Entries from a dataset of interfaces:
━━━━━━━━━━━━━━━━━━━━━━━━━━━━━━
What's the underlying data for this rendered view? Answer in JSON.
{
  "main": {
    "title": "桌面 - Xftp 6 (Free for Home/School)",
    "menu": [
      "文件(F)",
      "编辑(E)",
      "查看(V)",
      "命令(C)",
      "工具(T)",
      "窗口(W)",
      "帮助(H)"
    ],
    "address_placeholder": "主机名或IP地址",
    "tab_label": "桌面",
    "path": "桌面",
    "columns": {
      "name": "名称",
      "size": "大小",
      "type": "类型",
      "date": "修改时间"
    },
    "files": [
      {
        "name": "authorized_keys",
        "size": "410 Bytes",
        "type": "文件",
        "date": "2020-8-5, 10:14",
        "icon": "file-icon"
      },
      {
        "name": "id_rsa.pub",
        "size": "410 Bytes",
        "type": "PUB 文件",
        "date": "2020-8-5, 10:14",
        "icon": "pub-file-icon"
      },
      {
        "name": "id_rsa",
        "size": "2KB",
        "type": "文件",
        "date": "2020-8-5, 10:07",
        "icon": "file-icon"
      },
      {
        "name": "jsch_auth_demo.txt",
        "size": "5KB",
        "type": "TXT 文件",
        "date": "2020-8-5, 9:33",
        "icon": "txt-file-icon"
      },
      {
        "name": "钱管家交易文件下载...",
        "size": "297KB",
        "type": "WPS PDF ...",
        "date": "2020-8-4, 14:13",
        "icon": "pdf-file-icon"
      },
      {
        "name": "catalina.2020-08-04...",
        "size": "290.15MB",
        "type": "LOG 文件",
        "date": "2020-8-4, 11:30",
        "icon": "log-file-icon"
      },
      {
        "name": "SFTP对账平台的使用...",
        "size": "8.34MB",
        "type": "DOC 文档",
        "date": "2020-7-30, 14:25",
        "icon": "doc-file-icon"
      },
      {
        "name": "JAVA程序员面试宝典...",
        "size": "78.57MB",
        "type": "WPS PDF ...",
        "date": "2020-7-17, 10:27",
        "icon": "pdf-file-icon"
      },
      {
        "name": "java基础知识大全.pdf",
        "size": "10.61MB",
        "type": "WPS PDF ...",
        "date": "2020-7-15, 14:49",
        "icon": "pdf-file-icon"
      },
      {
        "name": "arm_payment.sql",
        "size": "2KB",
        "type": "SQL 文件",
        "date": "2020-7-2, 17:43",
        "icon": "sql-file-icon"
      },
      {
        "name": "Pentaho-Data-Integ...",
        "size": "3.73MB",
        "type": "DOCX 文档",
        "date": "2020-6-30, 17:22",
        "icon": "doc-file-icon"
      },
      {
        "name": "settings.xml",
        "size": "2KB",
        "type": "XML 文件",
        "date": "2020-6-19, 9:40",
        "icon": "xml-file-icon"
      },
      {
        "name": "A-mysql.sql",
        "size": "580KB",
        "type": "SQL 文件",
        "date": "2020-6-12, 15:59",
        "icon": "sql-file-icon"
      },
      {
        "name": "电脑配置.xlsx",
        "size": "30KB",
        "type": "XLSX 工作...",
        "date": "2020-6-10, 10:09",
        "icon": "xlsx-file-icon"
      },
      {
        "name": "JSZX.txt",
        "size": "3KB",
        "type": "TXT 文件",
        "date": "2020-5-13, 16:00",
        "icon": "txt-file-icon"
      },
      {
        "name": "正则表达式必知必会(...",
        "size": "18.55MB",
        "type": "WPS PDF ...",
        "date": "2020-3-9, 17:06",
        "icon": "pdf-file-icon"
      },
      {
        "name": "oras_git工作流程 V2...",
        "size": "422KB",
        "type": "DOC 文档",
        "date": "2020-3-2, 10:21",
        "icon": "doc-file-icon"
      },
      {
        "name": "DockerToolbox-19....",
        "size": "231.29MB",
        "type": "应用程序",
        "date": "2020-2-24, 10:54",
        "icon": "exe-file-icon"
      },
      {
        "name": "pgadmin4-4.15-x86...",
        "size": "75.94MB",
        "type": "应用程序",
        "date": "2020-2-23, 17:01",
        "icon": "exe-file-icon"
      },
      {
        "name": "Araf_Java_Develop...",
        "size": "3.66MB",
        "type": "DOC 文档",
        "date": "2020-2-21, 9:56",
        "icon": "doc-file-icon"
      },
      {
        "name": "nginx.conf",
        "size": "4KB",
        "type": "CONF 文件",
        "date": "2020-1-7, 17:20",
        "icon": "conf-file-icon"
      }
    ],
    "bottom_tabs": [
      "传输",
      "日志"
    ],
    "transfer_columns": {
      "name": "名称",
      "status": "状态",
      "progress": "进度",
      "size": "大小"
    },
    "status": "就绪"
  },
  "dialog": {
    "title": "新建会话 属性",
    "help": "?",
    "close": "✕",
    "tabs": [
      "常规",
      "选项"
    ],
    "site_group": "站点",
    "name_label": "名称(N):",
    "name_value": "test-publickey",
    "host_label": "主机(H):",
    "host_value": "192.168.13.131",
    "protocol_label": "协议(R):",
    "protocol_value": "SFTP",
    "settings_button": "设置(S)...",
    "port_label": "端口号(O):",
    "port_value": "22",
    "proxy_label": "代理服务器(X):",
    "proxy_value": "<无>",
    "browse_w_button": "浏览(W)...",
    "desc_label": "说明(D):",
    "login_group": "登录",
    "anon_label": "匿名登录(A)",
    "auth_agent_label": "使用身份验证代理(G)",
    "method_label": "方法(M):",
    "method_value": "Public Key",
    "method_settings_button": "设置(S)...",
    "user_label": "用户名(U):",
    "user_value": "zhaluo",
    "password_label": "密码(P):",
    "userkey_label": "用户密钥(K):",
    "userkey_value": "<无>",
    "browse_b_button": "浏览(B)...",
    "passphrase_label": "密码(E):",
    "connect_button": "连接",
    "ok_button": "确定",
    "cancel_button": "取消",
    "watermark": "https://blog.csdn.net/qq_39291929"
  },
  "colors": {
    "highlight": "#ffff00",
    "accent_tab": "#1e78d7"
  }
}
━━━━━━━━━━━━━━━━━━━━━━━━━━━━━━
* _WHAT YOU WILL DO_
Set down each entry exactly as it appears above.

* _RESPONSE AREA_
What's the underlying data for this rendered view? Answer in JSON.
{
  "main": {
    "title": "桌面 - Xftp 6 (Free for Home/School)",
    "menu": [
      "文件(F)",
      "编辑(E)",
      "查看(V)",
      "命令(C)",
      "工具(T)",
      "窗口(W)",
      "帮助(H)"
    ],
    "address_placeholder": "主机名或IP地址",
    "tab_label": "桌面",
    "path": "桌面",
    "columns": {
      "name": "名称",
      "size": "大小",
      "type": "类型",
      "date": "修改时间"
    },
    "files": [
      {
        "name": "authorized_keys",
        "size": "410 Bytes",
        "type": "文件",
        "date": "2020-8-5, 10:14",
        "icon": "file-icon"
      },
      {
        "name": "id_rsa.pub",
        "size": "410 Bytes",
        "type": "PUB 文件",
        "date": "2020-8-5, 10:14",
        "icon": "pub-file-icon"
      },
      {
        "name": "id_rsa",
        "size": "2KB",
        "type": "文件",
        "date": "2020-8-5, 10:07",
        "icon": "file-icon"
      },
      {
        "name": "jsch_auth_demo.txt",
        "size": "5KB",
        "type": "TXT 文件",
        "date": "2020-8-5, 9:33",
        "icon": "txt-file-icon"
      },
      {
        "name": "钱管家交易文件下载...",
        "size": "297KB",
        "type": "WPS PDF ...",
        "date": "2020-8-4, 14:13",
        "icon": "pdf-file-icon"
      },
      {
        "name": "catalina.2020-08-04...",
        "size": "290.15MB",
        "type": "LOG 文件",
        "date": "2020-8-4, 11:30",
        "icon": "log-file-icon"
      },
      {
        "name": "SFTP对账平台的使用...",
        "size": "8.34MB",
        "type": "DOC 文档",
        "date": "2020-7-30, 14:25",
        "icon": "doc-file-icon"
      },
      {
        "name": "JAVA程序员面试宝典...",
        "size": "78.57MB",
        "type": "WPS PDF ...",
        "date": "2020-7-17, 10:27",
        "icon": "pdf-file-icon"
      },
      {
        "name": "java基础知识大全.pdf",
        "size": "10.61MB",
        "type": "WPS PDF ...",
        "date": "2020-7-15, 14:49",
        "icon": "pdf-file-icon"
      },
      {
        "name": "arm_payment.sql",
        "size": "2KB",
        "type": "SQL 文件",
        "date": "2020-7-2, 17:43",
        "icon": "sql-file-icon"
      },
      {
        "name": "Pentaho-Data-Integ...",
        "size": "3.73MB",
        "type": "DOCX 文档",
        "date": "2020-6-30, 17:22",
        "icon": "doc-file-icon"
      },
      {
        "name": "settings.xml",
        "size": "2KB",
        "type": "XML 文件",
        "date": "2020-6-19, 9:40",
        "icon": "xml-file-icon"
      },
      {
        "name": "A-mysql.sql",
        "size": "580KB",
        "type": "SQL 文件",
        "date": "2020-6-12, 15:59",
        "icon": "sql-file-icon"
      },
      {
        "name": "电脑配置.xlsx",
        "size": "30KB",
        "type": "XLSX 工作...",
        "date": "2020-6-10, 10:09",
        "icon": "xlsx-file-icon"
      },
      {
        "name": "JSZX.txt",
        "size": "3KB",
        "type": "TXT 文件",
        "date": "2020-5-13, 16:00",
        "icon": "txt-file-icon"
      },
      {
        "name": "正则表达式必知必会(...",
        "size": "18.55MB",
        "type": "WPS PDF ...",
        "date": "2020-3-9, 17:06",
        "icon": "pdf-file-icon"
      },
      {
        "name": "oras_git工作流程 V2...",
        "size": "422KB",
        "type": "DOC 文档",
        "date": "2020-3-2, 10:21",
        "icon": "doc-file-icon"
      },
      {
        "name": "DockerToolbox-19....",
        "size": "231.29MB",
        "type": "应用程序",
        "date": "2020-2-24, 10:54",
        "icon": "exe-file-icon"
      },
      {
        "name": "pgadmin4-4.15-x86...",
        "size": "75.94MB",
        "type": "应用程序",
        "date": "2020-2-23, 17:01",
        "icon": "exe-file-icon"
      },
      {
        "name": "Araf_Java_Develop...",
        "size": "3.66MB",
        "type": "DOC 文档",
        "date": "2020-2-21, 9:56",
        "icon": "doc-file-icon"
      },
      {
        "name": "nginx.conf",
        "size": "4KB",
        "type": "CONF 文件",
        "date": "2020-1-7, 17:20",
        "icon": "conf-file-icon"
      }
    ],
    "bottom_tabs": [
      "传输",
      "日志"
    ],
    "transfer_columns": {
      "name": "名称",
      "status": "状态",
      "progress": "进度",
      "size": "大小"
    },
    "status": "就绪"
  },
  "dialog": {
    "title": "新建会话 属性",
    "help": "?",
    "close": "✕",
    "tabs": [
      "常规",
      "选项"
    ],
    "site_group": "站点",
    "name_label": "名称(N):",
    "name_value": "test-publickey",
    "host_label": "主机(H):",
    "host_value": "192.168.13.131",
    "protocol_label": "协议(R):",
    "protocol_value": "SFTP",
    "settings_button": "设置(S)...",
    "port_label": "端口号(O):",
    "port_value": "22",
    "proxy_label": "代理服务器(X):",
    "proxy_value": "<无>",
    "browse_w_button": "浏览(W)...",
    "desc_label": "说明(D):",
    "login_group": "登录",
    "anon_label": "匿名登录(A)",
    "auth_agent_label": "使用身份验证代理(G)",
    "method_label": "方法(M):",
    "method_value": "Public Key",
    "method_settings_button": "设置(S)...",
    "user_label": "用户名(U):",
    "user_value": "zhaluo",
    "password_label": "密码(P):",
    "userkey_label": "用户密钥(K):",
    "userkey_value": "<无>",
    "browse_b_button": "浏览(B)...",
    "passphrase_label": "密码(E):",
    "connect_button": "连接",
    "ok_button": "确定",
    "cancel_button": "取消",
    "watermark": "https://blog.csdn.net/qq_39291929"
  },
  "colors": {
    "highlight": "#ffff00",
    "accent_tab": "#1e78d7"
  }
}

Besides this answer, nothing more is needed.